I pot my seeds up into 4” pots until it’s time to go in the ground. Then I space them about 12” apart when I plant outside.
Thank you for the detailed process to grow dahlia from seeds. Do these plants grown from seeds produce the exact same flower varieties as the parent plant? Or can it not be guaranteed like some other plants?
Hi Saras, if you go back through and read the post, seeds do not grow the same variety as the parent. That’s what makes them unique from tubers.
I grew some seeds this season and was disappointed to find them replicas of each other in size and colour.I’d been hoping for a variety.Question: They we’re smaller blossoms
Than I had hoped for(under 3 inches).If I save the tubers do you think when grown from tuber they will get larger blossoms?

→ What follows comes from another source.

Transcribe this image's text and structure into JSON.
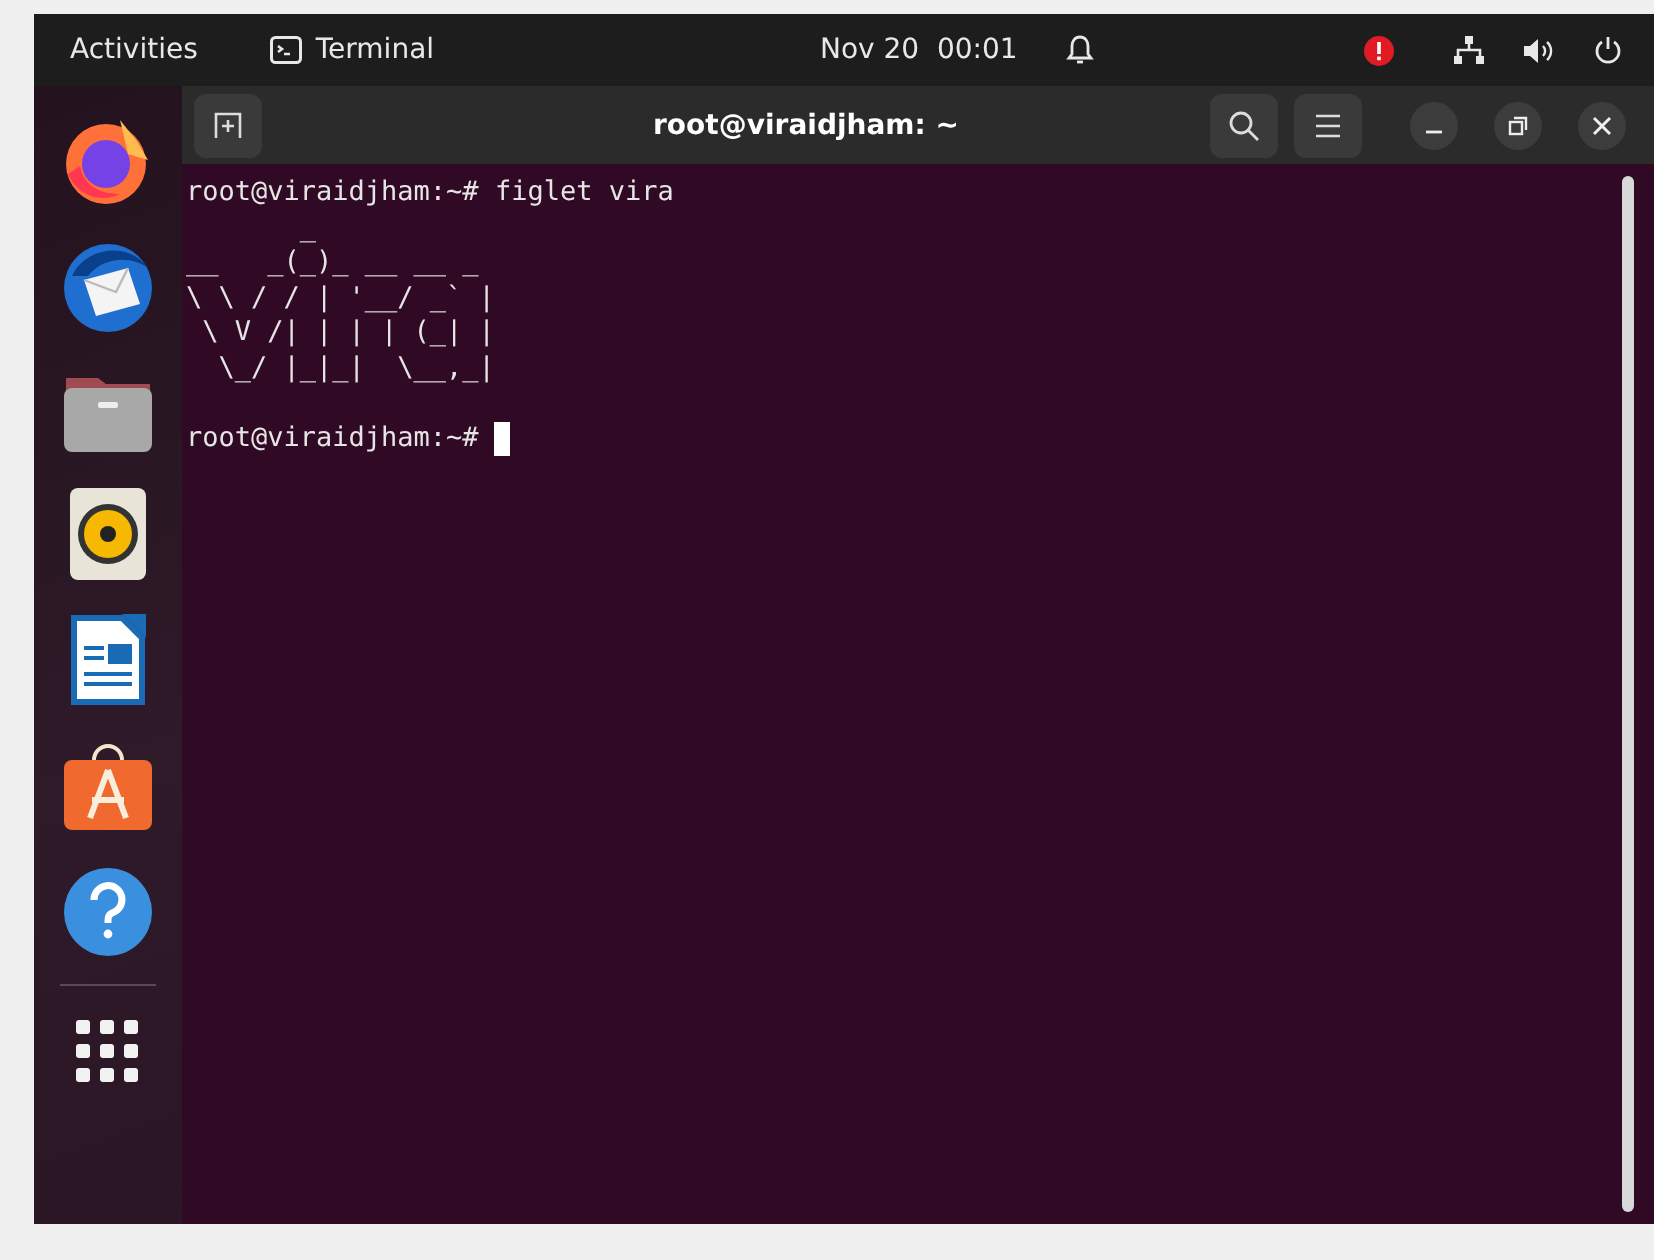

Usually you won’t see any improvement in the seeds the following year. I probably keep one plant for every 100 seeds I trial. Good luck!